Opinions Editors (finally) Decide Everything: Finals!

Welcome to Opinions Editors Decide Everything. There are lots of things in this world, and as Opinions Editors, we have opinions on them. Without further ado, we proudly present the answers to all of your most pressing questions as the semester draws to a close. 

Best caffeine source for late nights:

Emily: Iced coffee, hot coffee, it doesn’t really matter. Once it hits a certain hour, coffee is coffee. Tea just doesn’t have enough oomph when I’m really tired, but my caffeine tolerance doesn’t allow me to have energy drinks if I still want to function. Either way the coffee needs to have oat milk in it.

Elle: It’s true that there really is no bad time for coffee. However, there comes a point in one’s night when the long wait for the pot to boil starts to measure up pretty poorly to the quick snap of a pull-tab on a Red Bull Sugarfree™.  

When it comes to energy drinks, there are other options, but they all come with some pretty nasty side effects — including ones not listed on the can. Holding a Monster Energy immediately makes you look like you’re 15 and your favorite movie has just transitioned from The Nightmare Before Christmas to The Perks of Being a Wallflower. CELSIUS needs to be drunk quickly before the contents start melting through the aluminum. Bang operates on a 1:1 ratio of years taken off one’s life for every liter drunk. The worst Red Bull can do is add an extra 20 calories to your day and make you look like someone’s much older cousin.   

VERDICT: Caffeine is good.


Best study spaces by the hour:

Hours 1–3: Whatever the first place you decided on. Be it the Science Center atrium or a cozy nook on the third floor of Mudd Center, these first few hours are when you’re still sitting upright and being productive. 

Hour 4: You went for a bathroom break and somehow lost all motivation to work. The same place as the first few hours, but now hunched over.

Anytime after that: Sprawled on the floor somewhere. It’s not the most socially acceptable to lie facedown on the floor in an academic building, but dorm room floors? Fair game. You’re just a carpet now. 

20 minutes later: Dorm room desk. There are deadlines to meet, after all.


How disheveled is too disheveled when showing up for lectures?

Emily: Hmm, this one’s a hard one. On rough days, just showing up to class can be an achievement. For safety reasons, though, it’s probably best to put on shoes rather than walking to class in slippers. Crocs do count as shoes. Just please don’t take off your shoes in class. Please. 

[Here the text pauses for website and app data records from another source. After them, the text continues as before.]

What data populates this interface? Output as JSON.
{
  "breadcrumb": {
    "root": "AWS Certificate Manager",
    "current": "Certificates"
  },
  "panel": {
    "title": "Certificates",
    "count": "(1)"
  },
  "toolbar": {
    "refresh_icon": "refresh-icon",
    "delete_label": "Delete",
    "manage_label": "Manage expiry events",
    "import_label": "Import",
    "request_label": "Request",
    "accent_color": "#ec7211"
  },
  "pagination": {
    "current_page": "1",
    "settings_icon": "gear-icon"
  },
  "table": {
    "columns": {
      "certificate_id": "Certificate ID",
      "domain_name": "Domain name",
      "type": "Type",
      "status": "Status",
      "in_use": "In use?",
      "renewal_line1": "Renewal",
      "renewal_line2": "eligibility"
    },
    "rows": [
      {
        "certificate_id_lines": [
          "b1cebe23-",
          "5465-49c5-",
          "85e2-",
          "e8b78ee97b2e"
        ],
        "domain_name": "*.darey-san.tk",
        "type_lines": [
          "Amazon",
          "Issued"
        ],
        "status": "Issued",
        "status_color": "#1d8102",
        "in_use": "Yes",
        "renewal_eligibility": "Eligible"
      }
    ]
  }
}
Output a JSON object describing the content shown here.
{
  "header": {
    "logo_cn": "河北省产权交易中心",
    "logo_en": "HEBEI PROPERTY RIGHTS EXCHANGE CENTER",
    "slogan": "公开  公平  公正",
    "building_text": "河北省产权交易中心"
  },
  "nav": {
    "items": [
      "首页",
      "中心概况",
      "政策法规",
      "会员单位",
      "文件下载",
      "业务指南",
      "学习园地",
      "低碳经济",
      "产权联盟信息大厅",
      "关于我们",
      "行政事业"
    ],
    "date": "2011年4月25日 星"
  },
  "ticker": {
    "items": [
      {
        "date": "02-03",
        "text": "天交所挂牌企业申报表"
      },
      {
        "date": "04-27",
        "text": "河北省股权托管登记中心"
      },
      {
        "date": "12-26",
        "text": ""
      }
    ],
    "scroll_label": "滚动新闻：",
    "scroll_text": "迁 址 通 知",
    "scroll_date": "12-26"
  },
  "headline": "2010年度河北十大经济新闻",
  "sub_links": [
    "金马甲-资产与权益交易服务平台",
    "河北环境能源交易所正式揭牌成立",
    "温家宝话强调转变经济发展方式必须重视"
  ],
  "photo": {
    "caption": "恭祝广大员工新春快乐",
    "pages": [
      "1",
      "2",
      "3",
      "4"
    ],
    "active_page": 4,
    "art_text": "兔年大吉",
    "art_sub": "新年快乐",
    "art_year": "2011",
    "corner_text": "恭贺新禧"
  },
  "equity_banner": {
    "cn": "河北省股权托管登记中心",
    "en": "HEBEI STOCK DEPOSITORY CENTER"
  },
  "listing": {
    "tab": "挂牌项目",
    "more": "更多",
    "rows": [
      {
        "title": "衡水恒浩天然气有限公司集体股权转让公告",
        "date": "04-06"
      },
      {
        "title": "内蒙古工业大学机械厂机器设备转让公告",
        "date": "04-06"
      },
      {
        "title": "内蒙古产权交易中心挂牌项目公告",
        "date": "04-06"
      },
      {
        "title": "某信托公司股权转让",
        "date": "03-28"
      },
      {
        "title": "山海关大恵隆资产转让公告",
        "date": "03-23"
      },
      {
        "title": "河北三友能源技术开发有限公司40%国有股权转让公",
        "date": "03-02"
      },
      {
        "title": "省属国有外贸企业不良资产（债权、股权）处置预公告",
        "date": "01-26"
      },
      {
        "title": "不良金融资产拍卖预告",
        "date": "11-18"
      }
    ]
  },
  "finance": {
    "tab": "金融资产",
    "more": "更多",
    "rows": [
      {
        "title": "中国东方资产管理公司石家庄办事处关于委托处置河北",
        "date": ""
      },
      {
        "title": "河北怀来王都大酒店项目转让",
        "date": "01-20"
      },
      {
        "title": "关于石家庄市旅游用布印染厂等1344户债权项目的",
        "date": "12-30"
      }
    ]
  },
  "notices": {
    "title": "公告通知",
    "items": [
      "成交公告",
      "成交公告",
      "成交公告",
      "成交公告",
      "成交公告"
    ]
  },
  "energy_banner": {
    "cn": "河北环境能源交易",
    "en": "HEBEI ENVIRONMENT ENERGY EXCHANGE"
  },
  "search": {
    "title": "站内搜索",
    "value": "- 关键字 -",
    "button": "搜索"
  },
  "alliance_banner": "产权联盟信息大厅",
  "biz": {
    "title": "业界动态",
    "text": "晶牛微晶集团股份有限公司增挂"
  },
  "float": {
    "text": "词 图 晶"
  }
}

Elle: When it comes to dressing for lectures, there’s really no point in setting our standards unrealistically high. For morning classes, a simple pair of intact loafers paired with dark trousers and a barrel cuff shirt should suffice. Hair should be combed and parted neatly to one side, although a little scruff is nothing to be ashamed of this early in the day. Past lunchtime, consider nipping back into your dorm to put on a pair of lace-ups if you hadn’t had the chance already. Assuming you’ve already gotten through the hazards of the early dawn, take some time to compose yourself by looking in the mirror, reapplying your cologne or perfume, and making sure the collar of your jacket is adjusted properly before proceeding forward. For those of you taking evening classes, I would suggest switching out your shirt for something freshly starched. French cuffs are also strongly recommended — as the great George Santayana once noted, “wearing a tie without cufflinks is like seeing a child without a mother”.        

VERDICT: Whatever makes you happy, really.


Is it appropriate for humanities majors to complain about their work load?



Best place to take a little nap on campus?

Emily: I don’t really nap, so I’m gonna defer to Elle on this one.

Elle: I’ve always found the seats they have in the Apollo Theatre to be conducive to really good rest. The entrance fee’s a little pricey, usually clocking in at around five dollars for a 1.5–2-hour stay, but they lower the lights to a comfortable level and there’s always some sort of white noise playing. I’d say that the same applies to lecture hall seating, but unfortunately they’ve always got these harsh overheads on and the subzero temperatures make you feel like you’re napping in a cell at Guantanamo.    


What does my grade actually look like?

Emily: I really don’t know. My professors haven’t uploaded them and won’t until final grades are required to be posted. Guess I’ll find out in December? I could consult a crystal ball or something, but that would be a lot of work.

Elle: At this point, checking my grades feels a bit like ringing the doorbell when the house is on fire.  

VERDICT: We really don’t know either.


Does anyone actually care about my thoughts on this book in my class? Anybody?

Well, it depends … have you actually read the book? While people who read the things they talk about usually but not always have a better grasp on the subject matter, their conclusions are rarely as interesting, and they’re less prone to making massive generalizations, which tend to keep the conversation going — as opposed to specific, nuanced questions, which tend to stifle creative thought.

VERDICT: If you want people to care about what you have to say, stick to blissful ignorance. If you don’t mind that no one’s listening, you have to put in the work.